Business cards for the stay-at-home-mom crowd. I believe they were dubbed “calling cards” in the glory days of Jane Austen.
OK, I obviously didn’t invent business cards. I’m not delusional, even after missing my mid-afternoon “sleep when the kids sleep” nap today. I remember my initial delight when I was presented with my first box of personalized business cards during my newspaper-reporting days. (This was before I realized I should hoard my contact information so the crazies wouldn’t be able to call my cell phone in order to share what they wanted to see in the paper… Sorry, former boss, if you’re reading this. I just didn’t have that news-dog nose of a die-hard reporter, willing to sniff out every story. I failed to mention this in my interview.)
In my current stage of life, I need something I can pass along quickly that won’t feel intrusive or stalkerish. Finding mom friends is a LOT like dating. It’s weird, I know. You don’t want to come on too strong and seem like a weirdo, but you want to let them know you’re interested. But not too interested, if you catch my drift. And what if you seem to like them more than they like you? Do you like doing the same mommy activities? Will she end up being super clingy, insisting on playdate after playdate?
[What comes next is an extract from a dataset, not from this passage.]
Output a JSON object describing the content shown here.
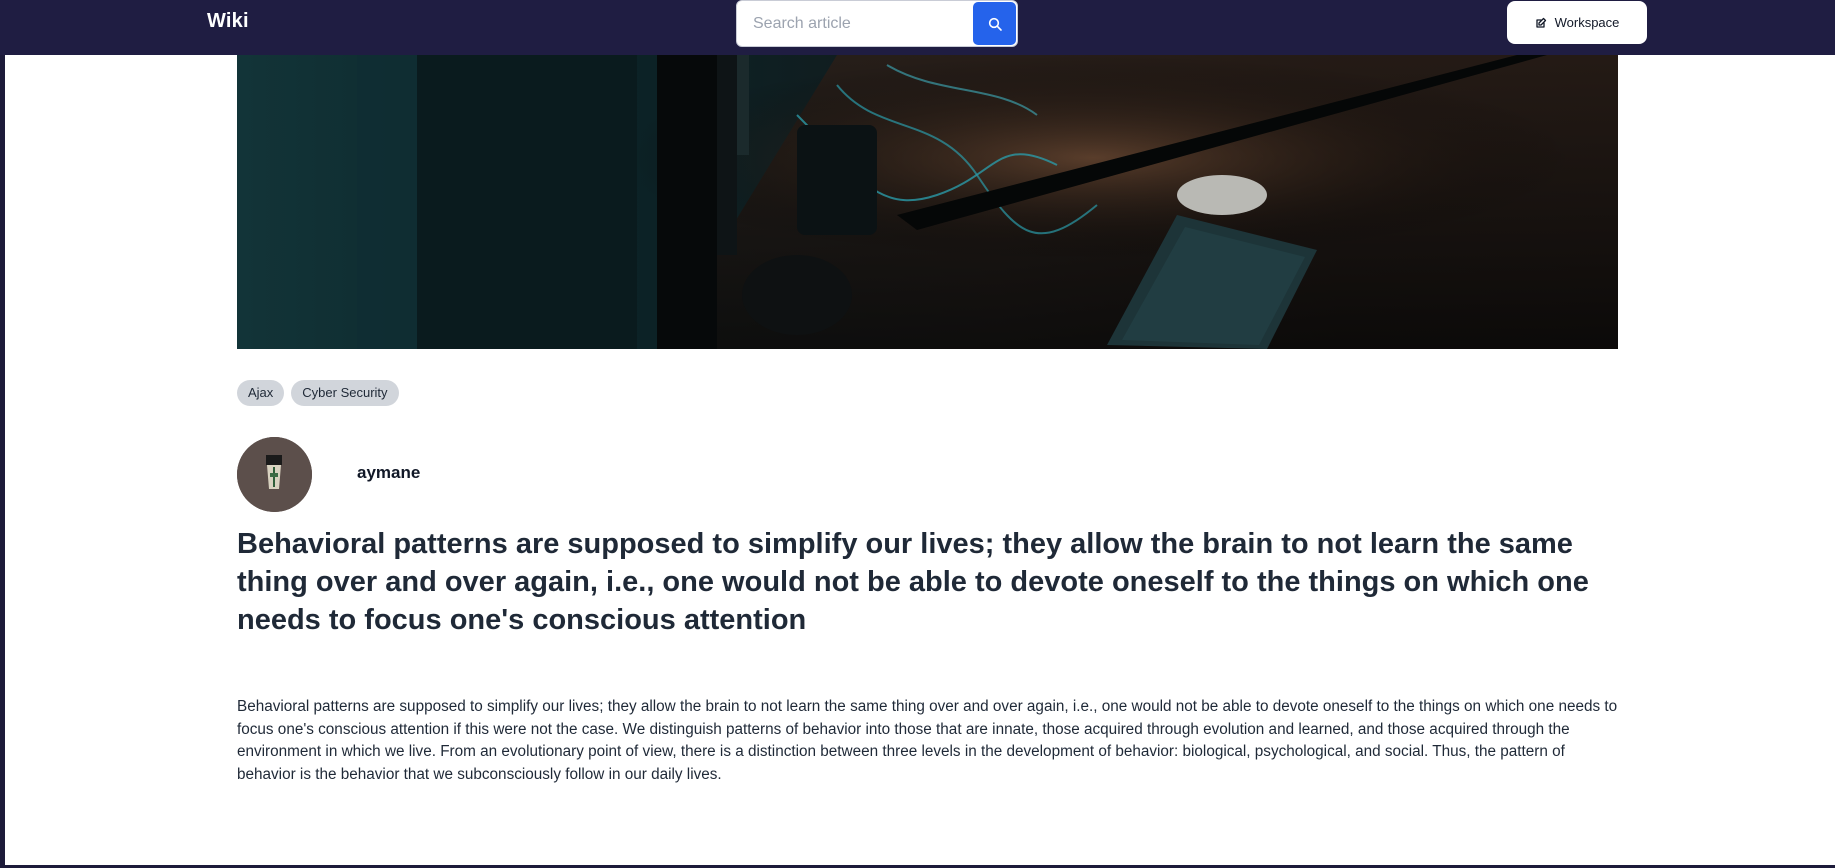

And, in the mommy world, there are other issues, such as:
If you meet a stranger and hit it off, do you ask for her phone number? Could that make her worry you may actually be a kidnapper and want to snatch her child? And what if you’re a psycho who is trying to lure her and her babies into your “supposedly” baby-proofed house? Then again, what if she’s are a psycho trying to lure you and your babies into her house for nefarious purposes? Will you get to her house and realize she only uses cloth diapers and glass bottles? Does that mean you have anything in common? (The answer to that inane question is a resounding “Yes!” by the way.)
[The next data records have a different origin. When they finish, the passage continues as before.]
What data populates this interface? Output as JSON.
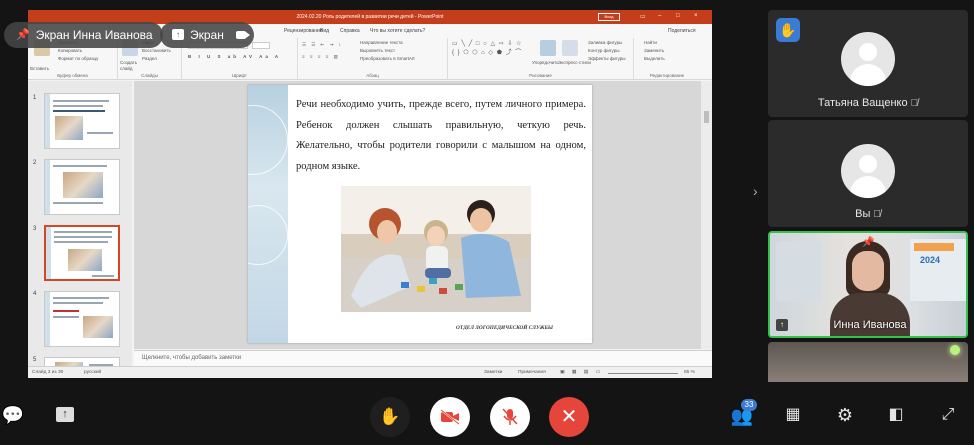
{
  "presenter_badge": {
    "label": "Экран Инна Иванова"
  },
  "screen_badge": {
    "label": "Экран"
  },
  "powerpoint": {
    "title": "2024.02.20 Роль родителей в развитии речи детей - PowerPoint",
    "signin": "Вход",
    "tabs": [
      "Рецензирование",
      "Вид",
      "Справка",
      "Что вы хотите сделать?",
      "Поделиться"
    ],
    "groups": {
      "clipboard": {
        "label": "Буфер обмена",
        "lines": [
          "Вырезать",
          "Копировать",
          "Формат по образцу"
        ],
        "paste": "Вставить"
      },
      "slides": {
        "label": "Слайды",
        "lines": [
          "Макет",
          "Восстановить",
          "Раздел"
        ],
        "create": "Создать слайд"
      },
      "font": {
        "label": "Шрифт"
      },
      "paragraph": {
        "label": "Абзац",
        "lines": [
          "Направление текста",
          "Выровнять текст",
          "Преобразовать в SmartArt"
        ]
      },
      "drawing": {
        "label": "Рисование",
        "arrange": "Упорядочить",
        "styles": "Экспресс-стили",
        "lines": [
          "Заливка фигуры",
          "Контур фигуры",
          "Эффекты фигуры"
        ]
      },
      "editing": {
        "label": "Редактирование",
        "lines": [
          "Найти",
          "Заменить",
          "Выделить"
        ]
      }
    },
    "thumbnails": [
      {
        "num": "1"
      },
      {
        "num": "2"
      },
      {
        "num": "3"
      },
      {
        "num": "4"
      },
      {
        "num": "5"
      }
    ],
    "slide": {
      "body": "Речи необходимо учить, прежде всего, путем личного примера. Ребенок должен слышать правильную, четкую речь. Желательно, чтобы родители говорили с малышом на одном, родном языке.",
      "caption": "ОТДЕЛ ЛОГОПЕДИЧЕСКОЙ СЛУЖБЫ"
    },
    "notes_placeholder": "Щелкните, чтобы добавить заметки",
    "status": {
      "slide_info": "Слайд 3 из 30",
      "language": "русский",
      "notes": "Заметки",
      "comments": "Примечания",
      "zoom": "85 %"
    }
  },
  "participants": [
    {
      "name": "Татьяна Ващенко",
      "muted": true
    },
    {
      "name": "Вы",
      "muted": true
    },
    {
      "name": "Инна Иванова",
      "muted": false,
      "active_speaker": true
    }
  ],
  "inna_banner_number": "2024",
  "toolbar": {
    "participants_count": "33"
  },
  "colors": {
    "ppt_red": "#c43e1c",
    "end_call": "#e5453b",
    "active_border": "#32c24d",
    "accent_blue": "#3a7bd5"
  }
}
Tip of the iceberg, people.
But, here’s the beauty of a business card. When it’s clearly time to get the kiddos into the minivans, you can just slip her a card with a self-conscious chuckle. I always seem to say, “So, uh, this is me…” And then I watch her read my card’s little catchphrase, which makes everyone smile.
My cards don’t include actual contact information, unless we really hit it off (or I see potential in that happening. Or I’m just overly optimistic). They just have my full name and this blog. That way, stranger-mom can track me down on Facebook and scope out my online life. Then she can friend me and see that my life is pretty normal and probably looks a lot like hers (though, potentially with more 3-year-old discussions on the periodic table of elements). Also, I can Facebook-stalk her a bit to decide if she’s my cuppa tea.
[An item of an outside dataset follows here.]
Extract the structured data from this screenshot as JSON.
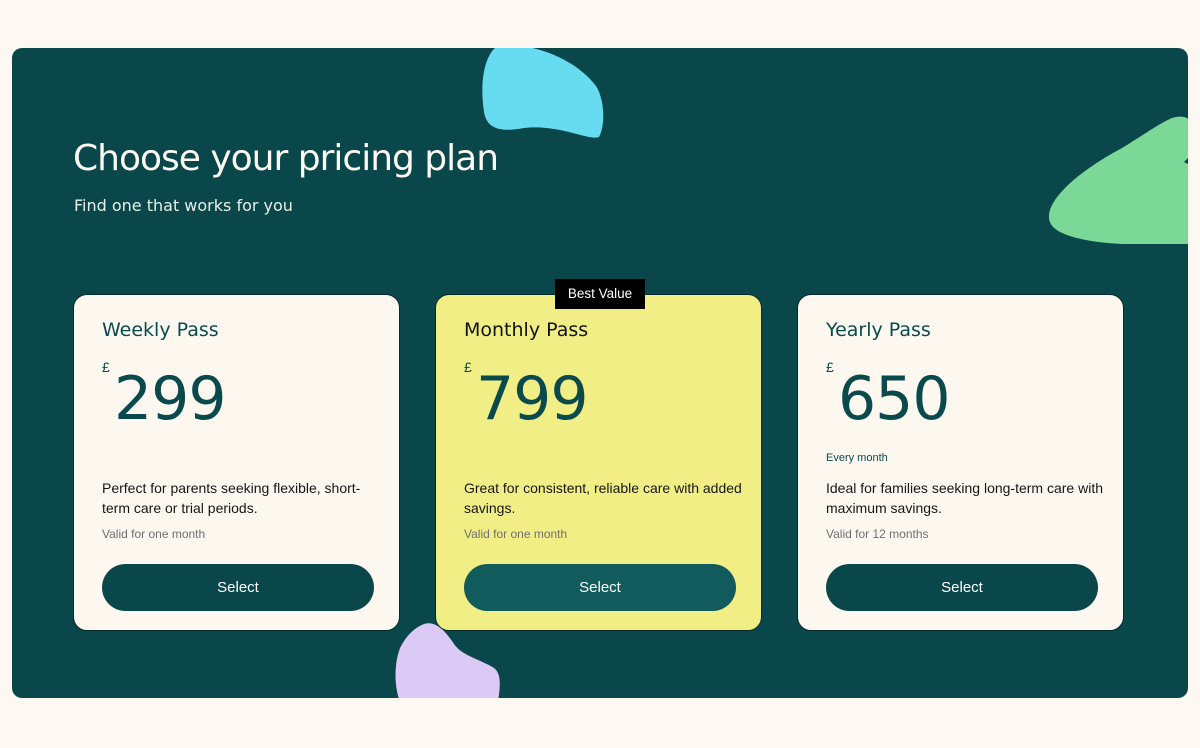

Is this waaay too passive? I’m not sure, but it’s worked a few times. I think this is the day and age in which we live. It’s also a fun, easy tool to use as a ministry. I do try to tell people upfront that I’m a regular churchgoer. Unfortunately, we also live in a day when that doesn’t automatically mean you’re a Christian, but I don’t want to blindside anyone with my faith. It’s important to me, and while I realize it’s not important to everyone, I think it’s fair to put it out there. Like, I don’t do play dates on Sunday mornings, but hit me up on weekdays, because Mama needs a friend. I can chat about Jesus, Dancing with the Stars, and the best way to take a toddler to Disney, all over the ear-piercing pitch of toddlers playing. Just let me know where you stand, and we’ll get started.
In a nutshell, I hand out cards because I want to communicate how I’d like to get to know you better, but if you’re not interested or, frankly, too busy, that’s cool too. The ball is in your court, so you do you. It bugs me how people don’t take initiative these days. If you run into someone you hit it off with, make a move! Make a friend! And if you want to come hang out for a play date, I’ll bring the Goldfish and fruit snacks, because you seem cool, and we should hang out.
FYI – I purchased these from Office Max for $20 for 100. Inevitably, some have gotten lost and damaged, but I keep little stacks of them in my purse, diaper bag, wallet, etc. They’re just really handy.
Also, if you could use a few more tips on surviving playgrounds, here’s my list of 10 strategies to cope with those potential minefields.